Earnings calls bear complex characteristics:
The sessions include a formal, generally scripted part followed by interactive Q&As – a mix of genres
They have a dual purpose from a Management perspective: to provide an update on financial performance and to promote a company and its management team – easy to reconcile when the results are good, less so when they are below expectations
They involve parties with diverging objectives dealing with information asymmetry: selective disclosure of information for Management vs. maximum extraction of information for sell-side analysts
It makes earnings calls a challenging exercise for its participants who need to approach these events in a tactical if not strategic manner as they are not one-off events. They require that a relationship between corporate officers and the analyst community be built and nurtured. In fact, in ‘Persuasion in earnings call‘, the author notes the existence of a repertoire of expressions that are distinctive to the earnings call genre itself (a sort of ‘earnings callese’) that reflects the existence of a close-knit professional community.
Notwithstanding this linguistic standard, earnings call dynamics are so complex that they contribute to the so-called ‘post earnings announcement drift’, i.e. the evolution of the share price for days and even months on the back of an earnings surprise following a conference call. Theoretically, the share price of any company should reflect the information disclosed during the call right at the end of it or soon thereafter. And yet the price adjustment process drags which indicates that the information contained in the conference calls takes time to be digested by the market.
Indeed, what matters beyond the actual results is not what Management say, but what they do not say. The Diversified Industrials team at UBS has often used a simple word count analysis based on earnings call transcripts to identify communication biases (e.g. emphasis on growth as opposed to profitability, undeserved focus on smaller divisions, lack of references to innovation, etc.). Going further, analyzing the way corporate officers express themselves on calls can provide important cues. Examples of findings on linguistic patterns can be summarized as follows:
Based on ‘Earnings conference calls and stock returns: The incremental informativeness of textual tone’, ‘Earnings conference calls and stock returns: The incremental informativeness of textual tone’, the researchers prove that the linguistic tone (i.e. sentiment) used in earnings call in the Q&A portion is a greater predictor of abnormal returns and trading volume (including during the post earnings announcement drift) than the earnings surprise per se
In ‘Can investors detect Managers’ lack of spontaneity?’, the authors demonstrate that Q&A scripting (which can be detected through word patterns) signals negative information about the firm.
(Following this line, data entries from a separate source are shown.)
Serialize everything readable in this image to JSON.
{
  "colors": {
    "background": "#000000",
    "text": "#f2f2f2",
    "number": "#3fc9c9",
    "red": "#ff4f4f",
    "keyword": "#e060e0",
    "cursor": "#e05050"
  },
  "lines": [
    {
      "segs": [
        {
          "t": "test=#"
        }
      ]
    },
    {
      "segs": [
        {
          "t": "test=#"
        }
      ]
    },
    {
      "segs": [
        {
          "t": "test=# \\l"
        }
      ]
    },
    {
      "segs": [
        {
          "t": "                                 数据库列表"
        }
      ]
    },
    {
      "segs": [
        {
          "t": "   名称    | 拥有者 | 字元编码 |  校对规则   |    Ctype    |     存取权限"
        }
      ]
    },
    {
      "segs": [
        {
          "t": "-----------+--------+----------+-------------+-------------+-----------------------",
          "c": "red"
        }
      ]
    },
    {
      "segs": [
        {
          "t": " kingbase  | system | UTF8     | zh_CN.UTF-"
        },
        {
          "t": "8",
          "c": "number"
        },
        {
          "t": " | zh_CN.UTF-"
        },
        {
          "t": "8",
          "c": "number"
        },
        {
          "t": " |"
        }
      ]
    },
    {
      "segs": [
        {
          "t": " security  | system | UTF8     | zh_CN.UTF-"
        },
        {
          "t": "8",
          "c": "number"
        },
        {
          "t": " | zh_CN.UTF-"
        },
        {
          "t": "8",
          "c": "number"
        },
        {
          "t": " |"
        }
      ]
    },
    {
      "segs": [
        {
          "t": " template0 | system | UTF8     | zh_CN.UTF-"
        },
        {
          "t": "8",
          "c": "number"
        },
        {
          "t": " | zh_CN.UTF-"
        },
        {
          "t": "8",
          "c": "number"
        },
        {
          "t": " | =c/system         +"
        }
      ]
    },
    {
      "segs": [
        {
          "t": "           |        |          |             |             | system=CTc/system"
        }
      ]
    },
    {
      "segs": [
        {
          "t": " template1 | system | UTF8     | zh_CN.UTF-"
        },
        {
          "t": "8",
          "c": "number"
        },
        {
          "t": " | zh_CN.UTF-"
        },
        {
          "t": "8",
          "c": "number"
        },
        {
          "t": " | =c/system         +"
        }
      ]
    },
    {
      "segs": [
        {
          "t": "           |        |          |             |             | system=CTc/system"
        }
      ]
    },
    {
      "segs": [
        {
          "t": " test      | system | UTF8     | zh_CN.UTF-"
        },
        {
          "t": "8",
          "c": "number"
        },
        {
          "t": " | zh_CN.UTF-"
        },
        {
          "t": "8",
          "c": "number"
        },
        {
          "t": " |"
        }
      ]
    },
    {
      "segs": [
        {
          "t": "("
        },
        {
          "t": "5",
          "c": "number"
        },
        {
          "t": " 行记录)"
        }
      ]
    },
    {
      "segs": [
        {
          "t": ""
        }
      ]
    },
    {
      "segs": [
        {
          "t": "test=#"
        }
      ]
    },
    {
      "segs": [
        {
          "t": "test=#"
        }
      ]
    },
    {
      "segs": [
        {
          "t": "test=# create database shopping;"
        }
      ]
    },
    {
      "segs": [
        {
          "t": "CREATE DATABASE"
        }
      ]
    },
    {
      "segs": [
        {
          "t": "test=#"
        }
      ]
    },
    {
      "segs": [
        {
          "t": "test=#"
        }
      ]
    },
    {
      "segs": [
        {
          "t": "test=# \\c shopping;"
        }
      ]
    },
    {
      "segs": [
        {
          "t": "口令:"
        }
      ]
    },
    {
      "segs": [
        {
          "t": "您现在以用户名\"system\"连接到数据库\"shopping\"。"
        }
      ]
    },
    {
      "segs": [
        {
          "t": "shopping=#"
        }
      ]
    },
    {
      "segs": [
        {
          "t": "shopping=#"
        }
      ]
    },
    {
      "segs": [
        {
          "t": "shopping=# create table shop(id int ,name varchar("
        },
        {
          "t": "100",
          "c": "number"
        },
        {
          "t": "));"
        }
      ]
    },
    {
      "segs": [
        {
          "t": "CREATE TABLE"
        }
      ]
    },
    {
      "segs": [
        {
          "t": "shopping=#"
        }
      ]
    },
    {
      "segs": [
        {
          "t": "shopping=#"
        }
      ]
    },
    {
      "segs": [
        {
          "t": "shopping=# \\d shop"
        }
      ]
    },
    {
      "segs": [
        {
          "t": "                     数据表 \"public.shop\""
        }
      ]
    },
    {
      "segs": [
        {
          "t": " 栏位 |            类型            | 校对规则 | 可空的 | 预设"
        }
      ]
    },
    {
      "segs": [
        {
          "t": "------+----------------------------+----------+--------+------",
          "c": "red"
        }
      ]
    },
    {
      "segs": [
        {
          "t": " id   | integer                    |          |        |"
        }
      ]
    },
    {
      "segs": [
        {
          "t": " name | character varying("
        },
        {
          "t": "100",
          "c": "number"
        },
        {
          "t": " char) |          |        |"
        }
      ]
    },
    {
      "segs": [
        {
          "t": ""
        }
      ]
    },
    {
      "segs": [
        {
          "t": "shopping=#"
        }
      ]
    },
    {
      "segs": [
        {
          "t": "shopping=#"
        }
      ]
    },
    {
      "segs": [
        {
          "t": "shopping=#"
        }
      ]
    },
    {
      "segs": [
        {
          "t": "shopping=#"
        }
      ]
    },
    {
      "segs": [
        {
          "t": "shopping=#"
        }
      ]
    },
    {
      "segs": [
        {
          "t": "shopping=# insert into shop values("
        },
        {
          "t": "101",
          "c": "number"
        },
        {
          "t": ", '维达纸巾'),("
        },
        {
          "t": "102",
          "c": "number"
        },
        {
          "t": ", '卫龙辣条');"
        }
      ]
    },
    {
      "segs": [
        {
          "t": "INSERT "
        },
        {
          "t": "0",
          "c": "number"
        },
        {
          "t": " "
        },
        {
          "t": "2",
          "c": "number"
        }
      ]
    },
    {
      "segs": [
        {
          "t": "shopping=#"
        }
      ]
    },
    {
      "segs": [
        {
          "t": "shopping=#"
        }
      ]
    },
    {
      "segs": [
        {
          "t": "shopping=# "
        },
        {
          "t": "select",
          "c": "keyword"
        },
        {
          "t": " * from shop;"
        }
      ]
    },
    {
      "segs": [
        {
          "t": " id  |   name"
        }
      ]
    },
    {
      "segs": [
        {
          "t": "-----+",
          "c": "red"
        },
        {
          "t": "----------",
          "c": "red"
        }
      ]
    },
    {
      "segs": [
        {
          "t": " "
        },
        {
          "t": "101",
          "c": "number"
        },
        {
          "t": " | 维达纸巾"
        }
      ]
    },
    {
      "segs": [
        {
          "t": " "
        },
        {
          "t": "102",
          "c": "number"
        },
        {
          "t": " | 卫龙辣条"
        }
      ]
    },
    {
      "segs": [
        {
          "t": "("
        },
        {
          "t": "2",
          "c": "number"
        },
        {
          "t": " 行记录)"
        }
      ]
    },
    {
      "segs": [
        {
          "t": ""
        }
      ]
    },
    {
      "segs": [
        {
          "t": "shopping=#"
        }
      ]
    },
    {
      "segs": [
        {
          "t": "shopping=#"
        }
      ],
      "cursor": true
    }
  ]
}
And in fact, further analysis indicates that investors’ negative reaction to scripted Q&A is consistent with future firm fundamentals
According to ‘Detecting deceptive discussions in conference calls’, reference to general knowledge (‘you know’, ‘everybody knows’) is a very strong predictor of deception as represents a filler-type phrase which may imply a lack of substance; A low number of non-extreme positive words is also positively correlated with a deceptive behavior. The authors elaborates on differences in linguistic cues between CEOs and CFOs, evidencing the wealth of information which can be contained in transcripts
‘Does silence speak? An empirical analysis of disclosure choices during conference calls’ demonstrates, as expected, that the refusal to answer questions from analyst reflects negatively on a company
It may not take long before a systematic, broad-based linguistic analysis of earnings call transcripts find its way into trading algorithms. Watch your words!